A CTV News report, which did not cite its source, said that the federal government is expected to tighten mortgage rules on Friday in an effort to cool the red-hot housing markets in Toronto and Vancouver.
It said the regulations will increase the minimum down payment required to buy a home for more than C$500,000 ($366,350), with portions beyond that amount requiring a 10 per cent down payment. The down payment on the first C$500,000 will remain at 5 percent.
The regulations are expected to take effect in early 2016, the report said.
A spokesman for Morneau earlier declined to comment on the announcement scheduled for 9:30 a.m. (1430 GMT) on Friday.
Canada avoided the housing crash of 2007 that hit the United States and triggered the global financial crisis. But a post-recession housing boom, fueled by record-low borrowing costs, has prompted some analysts to warn a bubble may be in the works.
Under Finance Minister Jim Flaherty, the former Conservative government stepped in four times from 2008 to 2012 to tighten mortgage lending rules.
Since then, Canadian household debt as a percentage of income is at an all-time high, in large part because of big mortgages taken on as housing prices rise, particularly in the major cities of Vancouver and Toronto.
Finance Department officials have for two or three years been recommending some form of action to try to prevent financial trouble, one industry source said.
The Conservatives, who lost power to the Liberals in the Oct. 19 election, had been contemplating action if they won, the source said.
A second well-placed source said a lead option being considered was to increase the percentage down payment required for insured mortgages over a certain dollar amount, beyond the current 5 percent.
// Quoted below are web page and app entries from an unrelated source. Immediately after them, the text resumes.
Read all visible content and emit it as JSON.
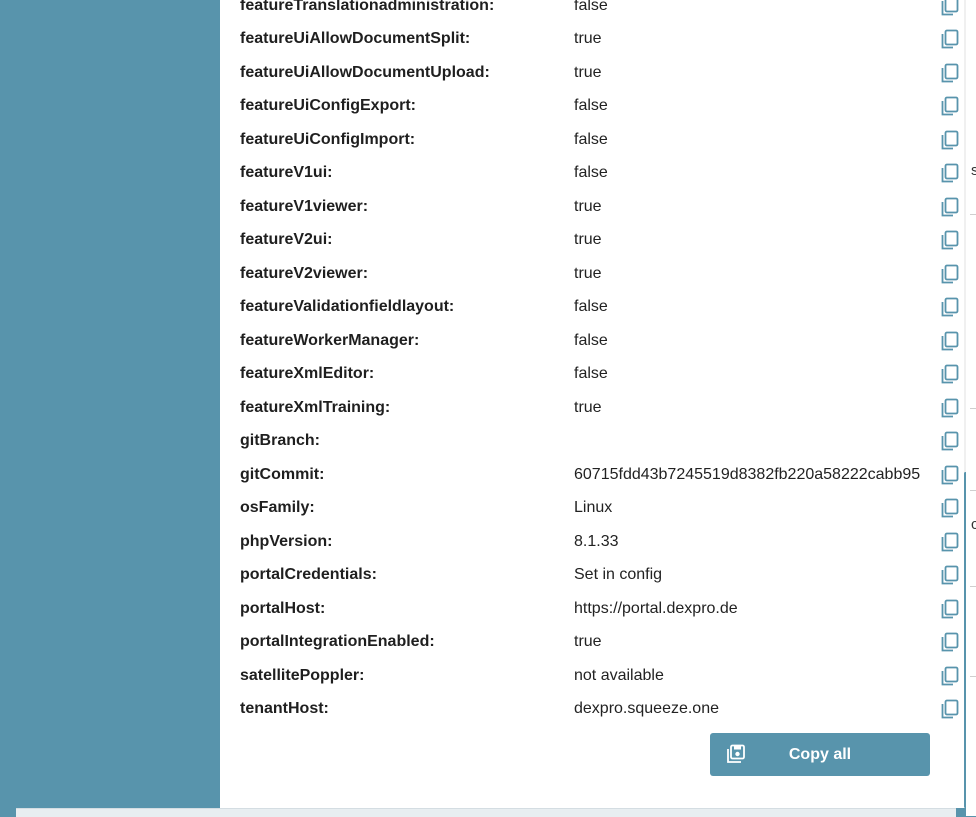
{
  "config_list": {
    "rows": [
      {
        "key": "featureTranslationadministration:",
        "value": "false"
      },
      {
        "key": "featureUiAllowDocumentSplit:",
        "value": "true"
      },
      {
        "key": "featureUiAllowDocumentUpload:",
        "value": "true"
      },
      {
        "key": "featureUiConfigExport:",
        "value": "false"
      },
      {
        "key": "featureUiConfigImport:",
        "value": "false"
      },
      {
        "key": "featureV1ui:",
        "value": "false"
      },
      {
        "key": "featureV1viewer:",
        "value": "true"
      },
      {
        "key": "featureV2ui:",
        "value": "true"
      },
      {
        "key": "featureV2viewer:",
        "value": "true"
      },
      {
        "key": "featureValidationfieldlayout:",
        "value": "false"
      },
      {
        "key": "featureWorkerManager:",
        "value": "false"
      },
      {
        "key": "featureXmlEditor:",
        "value": "false"
      },
      {
        "key": "featureXmlTraining:",
        "value": "true"
      },
      {
        "key": "gitBranch:",
        "value": ""
      },
      {
        "key": "gitCommit:",
        "value": "60715fdd43b7245519d8382fb220a58222cabb95"
      },
      {
        "key": "osFamily:",
        "value": "Linux"
      },
      {
        "key": "phpVersion:",
        "value": "8.1.33"
      },
      {
        "key": "portalCredentials:",
        "value": "Set in config"
      },
      {
        "key": "portalHost:",
        "value": "https://portal.dexpro.de"
      },
      {
        "key": "portalIntegrationEnabled:",
        "value": "true"
      },
      {
        "key": "satellitePoppler:",
        "value": "not available"
      },
      {
        "key": "tenantHost:",
        "value": "dexpro.squeeze.one"
      }
    ],
    "copy_icon": "copy-icon"
  },
  "actions": {
    "copy_all_label": "Copy all",
    "copy_all_icon": "save-icon"
  },
  "background": {
    "edge_text": [
      "s",
      "c"
    ]
  },
  "colors": {
    "accent": "#5894ac",
    "dialog_bg": "#ffffff",
    "text": "#1f1f1f"
  }
}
Such a tiered system, with a greater percentage required the larger the mortgage, has the advantage of trying to target the hotter markets without shaking areas where prices are much lower.
The drawback is that it could add to the woes of markets in cities like Calgary, which still have expensive housing because of past resource booms but are now suffering because of slumping oil and commodity prices.
($1 = 1.3648 Canadian dollars)
With additional reporting by Jeffrey Hodgson in Toronto; Editing by David Gregorio, Peter Cooney & Kim Coghill